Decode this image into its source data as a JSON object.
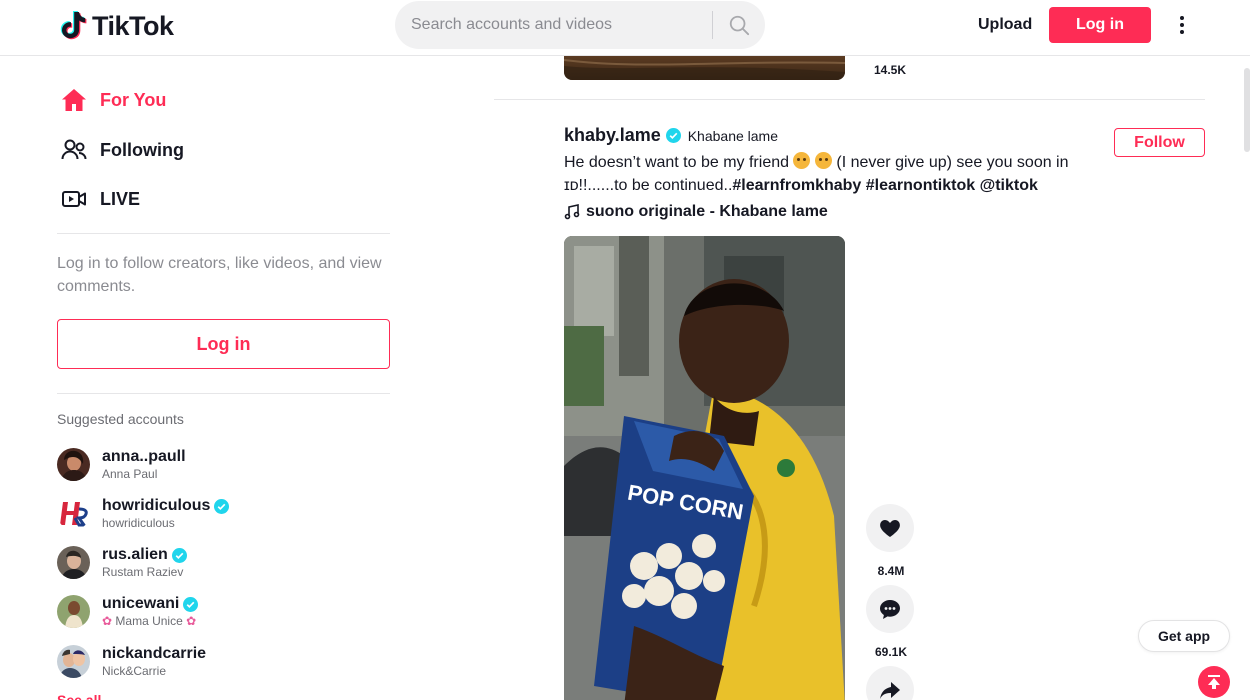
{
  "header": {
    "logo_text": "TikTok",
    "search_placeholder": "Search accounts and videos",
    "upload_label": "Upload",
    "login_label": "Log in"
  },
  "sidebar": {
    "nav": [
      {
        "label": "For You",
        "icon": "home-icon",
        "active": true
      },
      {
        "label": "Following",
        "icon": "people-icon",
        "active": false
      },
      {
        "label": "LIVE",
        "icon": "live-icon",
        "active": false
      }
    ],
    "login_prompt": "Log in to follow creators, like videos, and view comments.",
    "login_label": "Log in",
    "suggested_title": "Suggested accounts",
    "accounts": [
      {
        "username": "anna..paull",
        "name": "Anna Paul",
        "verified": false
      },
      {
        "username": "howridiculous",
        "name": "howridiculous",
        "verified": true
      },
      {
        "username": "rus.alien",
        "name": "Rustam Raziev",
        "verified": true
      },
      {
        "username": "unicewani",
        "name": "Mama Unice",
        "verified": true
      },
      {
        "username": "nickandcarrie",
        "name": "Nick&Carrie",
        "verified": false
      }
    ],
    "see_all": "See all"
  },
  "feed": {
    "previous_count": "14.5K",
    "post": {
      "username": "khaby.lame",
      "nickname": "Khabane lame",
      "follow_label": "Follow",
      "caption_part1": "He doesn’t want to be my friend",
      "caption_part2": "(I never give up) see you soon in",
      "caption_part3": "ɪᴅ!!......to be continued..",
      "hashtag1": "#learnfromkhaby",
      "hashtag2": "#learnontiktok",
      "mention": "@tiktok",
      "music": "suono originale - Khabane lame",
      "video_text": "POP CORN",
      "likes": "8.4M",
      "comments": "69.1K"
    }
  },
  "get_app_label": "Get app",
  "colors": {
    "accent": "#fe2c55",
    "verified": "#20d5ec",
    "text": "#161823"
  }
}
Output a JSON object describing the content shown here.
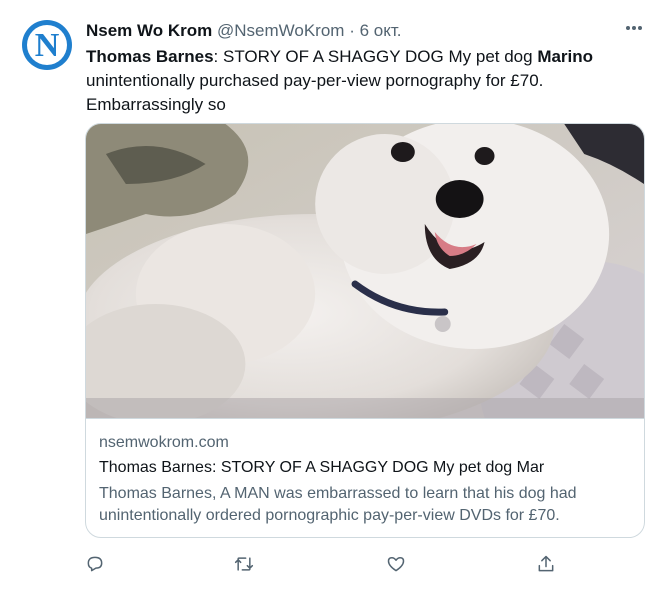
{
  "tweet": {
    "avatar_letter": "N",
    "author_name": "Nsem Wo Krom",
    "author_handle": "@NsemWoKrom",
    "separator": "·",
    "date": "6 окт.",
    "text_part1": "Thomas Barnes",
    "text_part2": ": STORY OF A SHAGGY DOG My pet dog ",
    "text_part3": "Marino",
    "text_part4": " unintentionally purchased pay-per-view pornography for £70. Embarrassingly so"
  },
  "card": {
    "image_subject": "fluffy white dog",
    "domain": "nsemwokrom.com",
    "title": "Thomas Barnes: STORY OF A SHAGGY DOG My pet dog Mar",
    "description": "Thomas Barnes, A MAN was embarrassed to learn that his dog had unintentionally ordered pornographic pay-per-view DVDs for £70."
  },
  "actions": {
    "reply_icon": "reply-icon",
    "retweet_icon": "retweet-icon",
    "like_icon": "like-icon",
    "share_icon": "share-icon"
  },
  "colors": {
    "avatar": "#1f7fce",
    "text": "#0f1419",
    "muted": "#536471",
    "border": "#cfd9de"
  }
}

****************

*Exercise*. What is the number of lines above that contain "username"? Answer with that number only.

*Answer to the problem*. 6